The ACCC is proposing to develop a ‘class exemption’ that would provide legal protection for:
- businesses with an annual turnover of less than $10 million in the preceding financial year to collectively bargain with customers or suppliers, and
- all franchisees and fuel retailers to collectively bargain with their franchisor or fuel wholesaler respectively regardless of their size or other characteristics
without them having to apply to the ACCC.
A class exemption is a way for the ACCC to grant businesses an exemption from competition law for certain ‘classes of conduct’ that may otherwise carry a risk of breaching competition laws, but:
- do not substantially lessen competition, and/or
- are likely to result in overall public benefits.
This class exemption relates to collective bargaining, which is a process that allows competing businesses, such as farmers or retailers, to jointly negotiate with customers or suppliers over common issues (e.g. terms, conditions and/or prices). While collective bargaining may ordinarily breach competition laws, a class exemption would provide a ‘safe harbour’ for eligible businesses to collectively bargain without breaching the competition law. It would operate alongside the ACCC’s existing ‘authorisation’ and ‘notification’ processes, which a business that falls outside the class exemption could still use to seek legal protection on a case-by-case basis.
The ACCC is currently finalising the class exemption and expects that its scope will be broadly as indicated in the ‘Consultation on draft legislative instrument’ documents below.
There are a number of procedural administrative steps that must now take place before the class exemption is finalised. The ACCC is currently working through these processes and will provide an update when the class exemption is finalised.
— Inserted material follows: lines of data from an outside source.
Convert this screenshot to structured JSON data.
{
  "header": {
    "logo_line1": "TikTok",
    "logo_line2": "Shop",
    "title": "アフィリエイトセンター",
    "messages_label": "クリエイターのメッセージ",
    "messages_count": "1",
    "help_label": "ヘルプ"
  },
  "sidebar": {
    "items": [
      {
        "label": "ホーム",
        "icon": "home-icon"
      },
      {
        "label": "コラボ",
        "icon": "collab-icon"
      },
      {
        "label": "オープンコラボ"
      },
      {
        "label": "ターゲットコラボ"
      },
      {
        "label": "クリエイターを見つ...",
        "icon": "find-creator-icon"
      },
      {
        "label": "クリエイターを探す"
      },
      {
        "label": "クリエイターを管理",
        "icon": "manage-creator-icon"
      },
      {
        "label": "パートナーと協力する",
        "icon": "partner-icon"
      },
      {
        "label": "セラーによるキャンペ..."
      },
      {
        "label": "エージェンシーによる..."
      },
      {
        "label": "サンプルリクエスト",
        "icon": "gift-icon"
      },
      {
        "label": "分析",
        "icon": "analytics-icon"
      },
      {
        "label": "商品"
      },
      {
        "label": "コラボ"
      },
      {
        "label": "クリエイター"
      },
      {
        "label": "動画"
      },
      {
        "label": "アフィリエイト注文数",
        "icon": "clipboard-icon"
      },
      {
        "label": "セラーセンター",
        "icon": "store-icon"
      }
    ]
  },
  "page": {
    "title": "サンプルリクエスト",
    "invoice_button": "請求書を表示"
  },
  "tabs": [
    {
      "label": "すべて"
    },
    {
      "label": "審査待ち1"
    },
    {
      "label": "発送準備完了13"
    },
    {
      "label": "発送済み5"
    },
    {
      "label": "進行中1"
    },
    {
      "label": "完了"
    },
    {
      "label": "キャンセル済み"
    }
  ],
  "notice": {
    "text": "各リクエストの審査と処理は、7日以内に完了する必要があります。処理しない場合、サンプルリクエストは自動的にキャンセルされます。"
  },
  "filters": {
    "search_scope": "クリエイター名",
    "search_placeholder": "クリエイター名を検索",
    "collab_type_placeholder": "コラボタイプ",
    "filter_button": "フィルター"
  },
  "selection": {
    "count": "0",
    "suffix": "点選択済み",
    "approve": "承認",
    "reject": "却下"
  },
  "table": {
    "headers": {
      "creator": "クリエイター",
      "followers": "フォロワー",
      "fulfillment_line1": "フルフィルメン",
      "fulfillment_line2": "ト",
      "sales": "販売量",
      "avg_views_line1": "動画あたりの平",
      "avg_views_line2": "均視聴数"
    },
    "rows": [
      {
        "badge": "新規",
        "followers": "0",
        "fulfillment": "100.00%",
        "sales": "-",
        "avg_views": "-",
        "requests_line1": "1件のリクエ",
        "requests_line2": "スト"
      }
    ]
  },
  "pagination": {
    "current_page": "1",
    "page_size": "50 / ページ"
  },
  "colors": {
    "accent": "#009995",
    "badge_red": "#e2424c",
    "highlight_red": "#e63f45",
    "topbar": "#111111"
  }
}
Initial public consultation
|ACCC Discussion Paper - Collective Bargaining Class Exemption ( PDF 367.03 KB )||23 Aug 2018|